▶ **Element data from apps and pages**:

BEGIN

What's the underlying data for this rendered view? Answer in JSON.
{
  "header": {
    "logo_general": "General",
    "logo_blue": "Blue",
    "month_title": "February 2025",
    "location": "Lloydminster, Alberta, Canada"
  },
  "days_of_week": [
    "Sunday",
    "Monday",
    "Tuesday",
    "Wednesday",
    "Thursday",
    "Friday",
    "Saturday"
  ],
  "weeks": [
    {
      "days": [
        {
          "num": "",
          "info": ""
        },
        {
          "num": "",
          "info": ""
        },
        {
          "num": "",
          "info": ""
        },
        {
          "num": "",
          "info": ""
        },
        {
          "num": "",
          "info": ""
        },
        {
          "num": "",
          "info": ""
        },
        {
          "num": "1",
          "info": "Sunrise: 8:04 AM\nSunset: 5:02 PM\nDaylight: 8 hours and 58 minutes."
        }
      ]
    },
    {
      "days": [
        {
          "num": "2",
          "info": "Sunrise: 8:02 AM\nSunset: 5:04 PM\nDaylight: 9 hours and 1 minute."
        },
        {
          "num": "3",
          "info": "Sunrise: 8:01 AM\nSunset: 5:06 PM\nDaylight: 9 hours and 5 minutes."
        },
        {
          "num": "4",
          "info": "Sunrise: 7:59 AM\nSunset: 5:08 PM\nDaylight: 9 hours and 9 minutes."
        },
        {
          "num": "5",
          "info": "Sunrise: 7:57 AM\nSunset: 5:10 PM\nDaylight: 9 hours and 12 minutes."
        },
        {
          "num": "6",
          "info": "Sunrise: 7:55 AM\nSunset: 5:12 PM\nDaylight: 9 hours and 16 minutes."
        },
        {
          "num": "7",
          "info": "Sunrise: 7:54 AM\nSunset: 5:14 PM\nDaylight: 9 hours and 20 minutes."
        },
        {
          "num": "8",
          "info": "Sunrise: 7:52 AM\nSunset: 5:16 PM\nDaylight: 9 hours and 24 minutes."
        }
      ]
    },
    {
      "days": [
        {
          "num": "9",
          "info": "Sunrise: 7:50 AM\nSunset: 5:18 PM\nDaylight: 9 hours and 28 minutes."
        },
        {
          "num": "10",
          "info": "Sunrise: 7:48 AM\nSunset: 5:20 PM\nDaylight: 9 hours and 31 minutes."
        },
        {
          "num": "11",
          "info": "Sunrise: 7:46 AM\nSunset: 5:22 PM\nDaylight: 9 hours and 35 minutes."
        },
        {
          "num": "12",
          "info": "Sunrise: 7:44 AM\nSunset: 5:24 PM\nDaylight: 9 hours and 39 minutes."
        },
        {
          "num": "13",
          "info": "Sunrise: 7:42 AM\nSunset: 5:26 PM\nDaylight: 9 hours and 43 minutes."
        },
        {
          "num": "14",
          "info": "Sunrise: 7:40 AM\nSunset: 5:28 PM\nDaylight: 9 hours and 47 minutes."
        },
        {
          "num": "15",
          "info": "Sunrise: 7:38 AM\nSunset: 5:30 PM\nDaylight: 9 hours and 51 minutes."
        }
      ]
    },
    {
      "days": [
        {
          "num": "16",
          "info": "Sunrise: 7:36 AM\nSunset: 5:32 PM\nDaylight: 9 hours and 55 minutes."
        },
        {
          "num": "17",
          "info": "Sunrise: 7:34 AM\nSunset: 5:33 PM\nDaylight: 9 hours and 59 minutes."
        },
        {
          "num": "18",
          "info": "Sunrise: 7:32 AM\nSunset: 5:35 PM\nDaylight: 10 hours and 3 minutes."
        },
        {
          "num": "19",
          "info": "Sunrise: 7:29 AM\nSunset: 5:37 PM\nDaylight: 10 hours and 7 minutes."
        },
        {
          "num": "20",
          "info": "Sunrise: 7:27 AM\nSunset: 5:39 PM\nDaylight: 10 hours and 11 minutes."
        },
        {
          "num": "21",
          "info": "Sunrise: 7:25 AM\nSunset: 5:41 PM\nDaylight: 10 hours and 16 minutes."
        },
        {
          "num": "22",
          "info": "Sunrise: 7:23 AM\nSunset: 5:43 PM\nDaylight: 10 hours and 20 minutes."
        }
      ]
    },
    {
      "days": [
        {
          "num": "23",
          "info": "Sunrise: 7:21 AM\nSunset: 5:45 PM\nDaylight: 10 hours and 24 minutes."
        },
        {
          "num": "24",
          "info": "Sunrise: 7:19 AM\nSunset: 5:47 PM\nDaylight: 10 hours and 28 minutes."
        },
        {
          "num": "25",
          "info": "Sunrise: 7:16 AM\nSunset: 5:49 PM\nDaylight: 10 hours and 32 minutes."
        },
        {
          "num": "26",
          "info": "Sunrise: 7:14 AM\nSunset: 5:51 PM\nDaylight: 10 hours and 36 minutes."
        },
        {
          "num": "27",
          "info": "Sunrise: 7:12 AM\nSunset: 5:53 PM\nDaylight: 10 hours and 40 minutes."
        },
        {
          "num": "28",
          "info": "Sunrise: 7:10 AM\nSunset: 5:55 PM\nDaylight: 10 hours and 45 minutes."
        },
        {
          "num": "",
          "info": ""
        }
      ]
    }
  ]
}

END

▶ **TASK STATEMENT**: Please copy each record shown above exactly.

▶ **ANSWER TO THE PROBLEM**:
What's the underlying data for this rendered view? Answer in JSON.
{
  "header": {
    "logo_general": "General",
    "logo_blue": "Blue",
    "month_title": "February 2025",
    "location": "Lloydminster, Alberta, Canada"
  },
  "days_of_week": [
    "Sunday",
    "Monday",
    "Tuesday",
    "Wednesday",
    "Thursday",
    "Friday",
    "Saturday"
  ],
  "weeks": [
    {
      "days": [
        {
          "num": "",
          "info": ""
        },
        {
          "num": "",
          "info": ""
        },
        {
          "num": "",
          "info": ""
        },
        {
          "num": "",
          "info": ""
        },
        {
          "num": "",
          "info": ""
        },
        {
          "num": "",
          "info": ""
        },
        {
          "num": "1",
          "info": "Sunrise: 8:04 AM\nSunset: 5:02 PM\nDaylight: 8 hours and 58 minutes."
        }
      ]
    },
    {
      "days": [
        {
          "num": "2",
          "info": "Sunrise: 8:02 AM\nSunset: 5:04 PM\nDaylight: 9 hours and 1 minute."
        },
        {
          "num": "3",
          "info": "Sunrise: 8:01 AM\nSunset: 5:06 PM\nDaylight: 9 hours and 5 minutes."
        },
        {
          "num": "4",
          "info": "Sunrise: 7:59 AM\nSunset: 5:08 PM\nDaylight: 9 hours and 9 minutes."
        },
        {
          "num": "5",
          "info": "Sunrise: 7:57 AM\nSunset: 5:10 PM\nDaylight: 9 hours and 12 minutes."
        },
        {
          "num": "6",
          "info": "Sunrise: 7:55 AM\nSunset: 5:12 PM\nDaylight: 9 hours and 16 minutes."
        },
        {
          "num": "7",
          "info": "Sunrise: 7:54 AM\nSunset: 5:14 PM\nDaylight: 9 hours and 20 minutes."
        },
        {
          "num": "8",
          "info": "Sunrise: 7:52 AM\nSunset: 5:16 PM\nDaylight: 9 hours and 24 minutes."
        }
      ]
    },
    {
      "days": [
        {
          "num": "9",
          "info": "Sunrise: 7:50 AM\nSunset: 5:18 PM\nDaylight: 9 hours and 28 minutes."
        },
        {
          "num": "10",
          "info": "Sunrise: 7:48 AM\nSunset: 5:20 PM\nDaylight: 9 hours and 31 minutes."
        },
        {
          "num": "11",
          "info": "Sunrise: 7:46 AM\nSunset: 5:22 PM\nDaylight: 9 hours and 35 minutes."
        },
        {
          "num": "12",
          "info": "Sunrise: 7:44 AM\nSunset: 5:24 PM\nDaylight: 9 hours and 39 minutes."
        },
        {
          "num": "13",
          "info": "Sunrise: 7:42 AM\nSunset: 5:26 PM\nDaylight: 9 hours and 43 minutes."
        },
        {
          "num": "14",
          "info": "Sunrise: 7:40 AM\nSunset: 5:28 PM\nDaylight: 9 hours and 47 minutes."
        },
        {
          "num": "15",
          "info": "Sunrise: 7:38 AM\nSunset: 5:30 PM\nDaylight: 9 hours and 51 minutes."
        }
      ]
    },
    {
      "days": [
        {
          "num": "16",
          "info": "Sunrise: 7:36 AM\nSunset: 5:32 PM\nDaylight: 9 hours and 55 minutes."
        },
        {
          "num": "17",
          "info": "Sunrise: 7:34 AM\nSunset: 5:33 PM\nDaylight: 9 hours and 59 minutes."
        },
        {
          "num": "18",
          "info": "Sunrise: 7:32 AM\nSunset: 5:35 PM\nDaylight: 10 hours and 3 minutes."
        },
        {
          "num": "19",
          "info": "Sunrise: 7:29 AM\nSunset: 5:37 PM\nDaylight: 10 hours and 7 minutes."
        },
        {
          "num": "20",
          "info": "Sunrise: 7:27 AM\nSunset: 5:39 PM\nDaylight: 10 hours and 11 minutes."
        },
        {
          "num": "21",
          "info": "Sunrise: 7:25 AM\nSunset: 5:41 PM\nDaylight: 10 hours and 16 minutes."
        },
        {
          "num": "22",
          "info": "Sunrise: 7:23 AM\nSunset: 5:43 PM\nDaylight: 10 hours and 20 minutes."
        }
      ]
    },
    {
      "days": [
        {
          "num": "23",
          "info": "Sunrise: 7:21 AM\nSunset: 5:45 PM\nDaylight: 10 hours and 24 minutes."
        },
        {
          "num": "24",
          "info": "Sunrise: 7:19 AM\nSunset: 5:47 PM\nDaylight: 10 hours and 28 minutes."
        },
        {
          "num": "25",
          "info": "Sunrise: 7:16 AM\nSunset: 5:49 PM\nDaylight: 10 hours and 32 minutes."
        },
        {
          "num": "26",
          "info": "Sunrise: 7:14 AM\nSunset: 5:51 PM\nDaylight: 10 hours and 36 minutes."
        },
        {
          "num": "27",
          "info": "Sunrise: 7:12 AM\nSunset: 5:53 PM\nDaylight: 10 hours and 40 minutes."
        },
        {
          "num": "28",
          "info": "Sunrise: 7:10 AM\nSunset: 5:55 PM\nDaylight: 10 hours and 45 minutes."
        },
        {
          "num": "",
          "info": ""
        }
      ]
    }
  ]
}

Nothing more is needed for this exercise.